◆ Work item ◆
Find every line in the records below that contains "will", and copy it.
═══ Material for this exercise ═══
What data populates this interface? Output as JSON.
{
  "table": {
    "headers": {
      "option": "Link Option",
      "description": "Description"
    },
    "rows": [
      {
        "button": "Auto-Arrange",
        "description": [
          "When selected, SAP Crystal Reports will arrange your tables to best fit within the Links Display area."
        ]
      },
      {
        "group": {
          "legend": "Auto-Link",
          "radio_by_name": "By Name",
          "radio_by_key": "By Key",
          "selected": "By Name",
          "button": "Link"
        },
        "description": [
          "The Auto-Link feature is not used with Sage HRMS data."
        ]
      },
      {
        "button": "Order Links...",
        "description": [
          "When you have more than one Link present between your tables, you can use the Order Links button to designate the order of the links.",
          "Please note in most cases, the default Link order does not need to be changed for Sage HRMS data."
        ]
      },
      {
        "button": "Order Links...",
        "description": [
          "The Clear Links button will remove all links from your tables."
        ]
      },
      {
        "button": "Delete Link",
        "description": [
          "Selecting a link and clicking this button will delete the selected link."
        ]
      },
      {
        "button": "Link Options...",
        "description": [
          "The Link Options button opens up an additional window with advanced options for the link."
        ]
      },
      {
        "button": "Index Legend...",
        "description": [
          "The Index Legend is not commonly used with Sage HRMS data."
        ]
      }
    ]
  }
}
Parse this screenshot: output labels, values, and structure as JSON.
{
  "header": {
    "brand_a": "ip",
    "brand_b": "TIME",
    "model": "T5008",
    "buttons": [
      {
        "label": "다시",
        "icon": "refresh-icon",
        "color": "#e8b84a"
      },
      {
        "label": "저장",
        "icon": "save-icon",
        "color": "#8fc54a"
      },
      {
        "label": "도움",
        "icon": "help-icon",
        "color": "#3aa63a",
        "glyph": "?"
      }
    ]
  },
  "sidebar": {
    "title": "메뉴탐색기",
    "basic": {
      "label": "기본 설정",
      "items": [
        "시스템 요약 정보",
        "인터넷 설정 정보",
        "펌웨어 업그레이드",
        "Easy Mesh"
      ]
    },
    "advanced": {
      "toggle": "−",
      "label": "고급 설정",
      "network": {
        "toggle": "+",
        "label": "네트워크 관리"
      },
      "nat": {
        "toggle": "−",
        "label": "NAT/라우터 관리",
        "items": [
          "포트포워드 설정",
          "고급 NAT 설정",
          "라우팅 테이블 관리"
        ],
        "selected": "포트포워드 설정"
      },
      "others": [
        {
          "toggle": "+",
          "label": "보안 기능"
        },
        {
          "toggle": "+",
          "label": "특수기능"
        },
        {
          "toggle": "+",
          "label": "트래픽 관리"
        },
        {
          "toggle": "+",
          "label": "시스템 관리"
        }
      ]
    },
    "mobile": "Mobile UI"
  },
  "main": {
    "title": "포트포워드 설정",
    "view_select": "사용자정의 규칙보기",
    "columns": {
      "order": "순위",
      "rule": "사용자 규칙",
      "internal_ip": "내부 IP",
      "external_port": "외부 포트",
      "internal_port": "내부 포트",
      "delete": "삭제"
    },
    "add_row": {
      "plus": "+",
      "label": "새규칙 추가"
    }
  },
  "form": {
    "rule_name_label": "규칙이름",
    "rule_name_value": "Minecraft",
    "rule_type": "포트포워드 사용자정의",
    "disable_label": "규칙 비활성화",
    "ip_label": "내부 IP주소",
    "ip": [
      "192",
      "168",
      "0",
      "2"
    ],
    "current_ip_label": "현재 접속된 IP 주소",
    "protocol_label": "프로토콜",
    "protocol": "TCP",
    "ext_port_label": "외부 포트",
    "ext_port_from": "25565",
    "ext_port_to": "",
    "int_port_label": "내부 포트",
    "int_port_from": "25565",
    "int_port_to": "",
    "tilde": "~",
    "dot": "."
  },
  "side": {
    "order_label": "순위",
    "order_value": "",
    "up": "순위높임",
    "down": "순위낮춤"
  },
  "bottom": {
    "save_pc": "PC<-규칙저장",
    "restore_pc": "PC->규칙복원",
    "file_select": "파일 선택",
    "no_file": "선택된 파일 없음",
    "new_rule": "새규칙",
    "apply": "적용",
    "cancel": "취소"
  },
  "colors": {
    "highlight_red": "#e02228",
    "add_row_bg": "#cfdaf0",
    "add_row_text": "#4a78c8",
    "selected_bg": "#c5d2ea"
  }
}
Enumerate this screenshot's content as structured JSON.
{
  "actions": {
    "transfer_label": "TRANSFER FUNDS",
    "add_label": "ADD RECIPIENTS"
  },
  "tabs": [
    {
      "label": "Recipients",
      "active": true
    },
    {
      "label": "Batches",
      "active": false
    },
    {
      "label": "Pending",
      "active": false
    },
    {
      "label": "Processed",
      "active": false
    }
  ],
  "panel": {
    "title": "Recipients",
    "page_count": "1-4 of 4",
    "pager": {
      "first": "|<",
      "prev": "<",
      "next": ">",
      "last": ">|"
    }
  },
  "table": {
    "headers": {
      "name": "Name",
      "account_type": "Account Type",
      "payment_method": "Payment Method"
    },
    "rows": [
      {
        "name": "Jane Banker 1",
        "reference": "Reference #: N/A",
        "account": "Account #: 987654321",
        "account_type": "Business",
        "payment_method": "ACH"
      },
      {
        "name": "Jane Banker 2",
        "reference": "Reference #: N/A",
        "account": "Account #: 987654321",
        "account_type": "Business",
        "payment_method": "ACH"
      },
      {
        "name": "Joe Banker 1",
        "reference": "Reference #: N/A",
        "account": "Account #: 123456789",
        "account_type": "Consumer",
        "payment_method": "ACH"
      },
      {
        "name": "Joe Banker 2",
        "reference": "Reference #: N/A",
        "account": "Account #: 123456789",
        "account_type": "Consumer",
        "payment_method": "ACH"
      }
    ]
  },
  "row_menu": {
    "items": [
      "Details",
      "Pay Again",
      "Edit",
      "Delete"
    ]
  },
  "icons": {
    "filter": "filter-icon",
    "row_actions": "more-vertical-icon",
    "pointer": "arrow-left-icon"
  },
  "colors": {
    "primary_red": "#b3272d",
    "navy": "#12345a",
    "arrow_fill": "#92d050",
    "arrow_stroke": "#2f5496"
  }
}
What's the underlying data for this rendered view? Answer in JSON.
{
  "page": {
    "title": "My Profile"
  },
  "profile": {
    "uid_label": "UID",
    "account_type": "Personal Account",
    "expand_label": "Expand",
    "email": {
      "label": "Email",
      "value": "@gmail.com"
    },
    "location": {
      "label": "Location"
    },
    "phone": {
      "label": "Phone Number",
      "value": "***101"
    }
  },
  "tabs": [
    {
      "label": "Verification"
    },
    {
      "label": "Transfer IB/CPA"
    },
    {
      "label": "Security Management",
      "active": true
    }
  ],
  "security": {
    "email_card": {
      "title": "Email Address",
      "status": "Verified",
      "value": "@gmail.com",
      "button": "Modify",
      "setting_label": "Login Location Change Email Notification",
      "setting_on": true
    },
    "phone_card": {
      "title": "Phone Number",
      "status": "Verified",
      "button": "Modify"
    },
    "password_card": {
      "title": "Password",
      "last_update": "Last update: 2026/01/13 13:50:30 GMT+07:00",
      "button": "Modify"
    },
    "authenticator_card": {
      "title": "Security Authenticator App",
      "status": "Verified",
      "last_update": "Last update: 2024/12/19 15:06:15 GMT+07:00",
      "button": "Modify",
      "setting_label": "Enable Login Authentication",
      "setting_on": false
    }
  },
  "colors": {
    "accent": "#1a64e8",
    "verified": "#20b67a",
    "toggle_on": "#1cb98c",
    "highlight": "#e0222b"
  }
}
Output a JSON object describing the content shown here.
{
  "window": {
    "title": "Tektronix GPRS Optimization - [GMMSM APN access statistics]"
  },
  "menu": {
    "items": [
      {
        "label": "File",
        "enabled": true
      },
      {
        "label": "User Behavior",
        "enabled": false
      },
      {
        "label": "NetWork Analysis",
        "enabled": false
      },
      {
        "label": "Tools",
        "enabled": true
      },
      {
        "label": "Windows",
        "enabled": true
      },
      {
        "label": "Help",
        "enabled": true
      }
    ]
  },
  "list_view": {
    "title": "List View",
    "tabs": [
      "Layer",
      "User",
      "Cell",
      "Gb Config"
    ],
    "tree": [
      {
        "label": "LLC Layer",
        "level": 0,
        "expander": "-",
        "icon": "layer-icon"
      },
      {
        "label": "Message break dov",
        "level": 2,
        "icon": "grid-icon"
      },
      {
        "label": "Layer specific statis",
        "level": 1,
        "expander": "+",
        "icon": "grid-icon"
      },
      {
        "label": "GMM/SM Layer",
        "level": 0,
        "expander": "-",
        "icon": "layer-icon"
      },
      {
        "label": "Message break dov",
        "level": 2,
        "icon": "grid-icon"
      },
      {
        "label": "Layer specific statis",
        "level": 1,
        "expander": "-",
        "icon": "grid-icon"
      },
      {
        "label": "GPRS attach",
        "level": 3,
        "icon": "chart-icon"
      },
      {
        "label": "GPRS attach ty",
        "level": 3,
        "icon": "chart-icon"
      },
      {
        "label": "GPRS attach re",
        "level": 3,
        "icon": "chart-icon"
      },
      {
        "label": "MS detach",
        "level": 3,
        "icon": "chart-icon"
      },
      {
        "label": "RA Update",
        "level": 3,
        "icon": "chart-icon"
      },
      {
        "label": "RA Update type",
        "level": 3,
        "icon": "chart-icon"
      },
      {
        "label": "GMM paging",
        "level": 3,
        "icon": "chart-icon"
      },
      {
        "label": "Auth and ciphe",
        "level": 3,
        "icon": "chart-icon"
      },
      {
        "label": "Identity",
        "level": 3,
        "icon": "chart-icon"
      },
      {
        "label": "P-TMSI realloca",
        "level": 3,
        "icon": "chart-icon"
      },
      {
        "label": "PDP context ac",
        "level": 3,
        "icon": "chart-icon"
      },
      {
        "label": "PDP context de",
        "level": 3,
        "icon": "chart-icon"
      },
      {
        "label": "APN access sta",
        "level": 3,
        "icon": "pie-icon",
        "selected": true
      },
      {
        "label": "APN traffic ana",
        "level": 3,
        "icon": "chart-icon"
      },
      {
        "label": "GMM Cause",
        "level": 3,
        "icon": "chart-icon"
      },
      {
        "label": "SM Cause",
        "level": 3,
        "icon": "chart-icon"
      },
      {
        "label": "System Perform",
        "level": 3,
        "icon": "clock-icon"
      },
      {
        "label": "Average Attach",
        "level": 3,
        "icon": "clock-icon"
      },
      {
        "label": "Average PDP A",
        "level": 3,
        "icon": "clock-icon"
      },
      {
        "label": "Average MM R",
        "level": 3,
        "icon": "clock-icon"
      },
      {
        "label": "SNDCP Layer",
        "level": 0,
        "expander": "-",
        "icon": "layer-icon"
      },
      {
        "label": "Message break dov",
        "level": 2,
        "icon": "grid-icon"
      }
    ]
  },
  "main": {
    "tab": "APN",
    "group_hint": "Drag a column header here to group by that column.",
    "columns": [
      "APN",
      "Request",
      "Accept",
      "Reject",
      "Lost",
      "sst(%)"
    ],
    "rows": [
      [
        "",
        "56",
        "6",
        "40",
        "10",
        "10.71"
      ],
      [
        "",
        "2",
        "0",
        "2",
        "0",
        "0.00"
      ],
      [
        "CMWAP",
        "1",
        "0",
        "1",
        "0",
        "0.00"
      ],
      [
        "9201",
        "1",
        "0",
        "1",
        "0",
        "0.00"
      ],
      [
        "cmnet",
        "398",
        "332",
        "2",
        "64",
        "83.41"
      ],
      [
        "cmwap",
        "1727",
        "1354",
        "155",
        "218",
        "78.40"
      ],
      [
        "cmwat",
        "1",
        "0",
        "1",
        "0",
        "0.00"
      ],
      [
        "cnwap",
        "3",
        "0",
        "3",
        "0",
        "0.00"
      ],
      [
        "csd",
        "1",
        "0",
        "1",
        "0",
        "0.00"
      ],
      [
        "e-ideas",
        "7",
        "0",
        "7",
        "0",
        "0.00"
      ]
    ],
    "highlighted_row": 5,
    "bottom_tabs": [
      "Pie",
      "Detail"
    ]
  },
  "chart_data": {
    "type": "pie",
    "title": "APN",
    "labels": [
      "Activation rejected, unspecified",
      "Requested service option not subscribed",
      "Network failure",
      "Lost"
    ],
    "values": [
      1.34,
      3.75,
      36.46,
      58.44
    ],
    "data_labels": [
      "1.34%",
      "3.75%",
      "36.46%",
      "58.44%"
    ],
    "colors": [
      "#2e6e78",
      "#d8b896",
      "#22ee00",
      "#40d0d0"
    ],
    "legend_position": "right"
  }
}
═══
◆ Answer ◆
          "When selected, SAP Crystal Reports will arrange your tables to best fit within the Links Display area."
          "The Clear Links button will remove all links from your tables."
          "Selecting a link and clicking this button will delete the selected link."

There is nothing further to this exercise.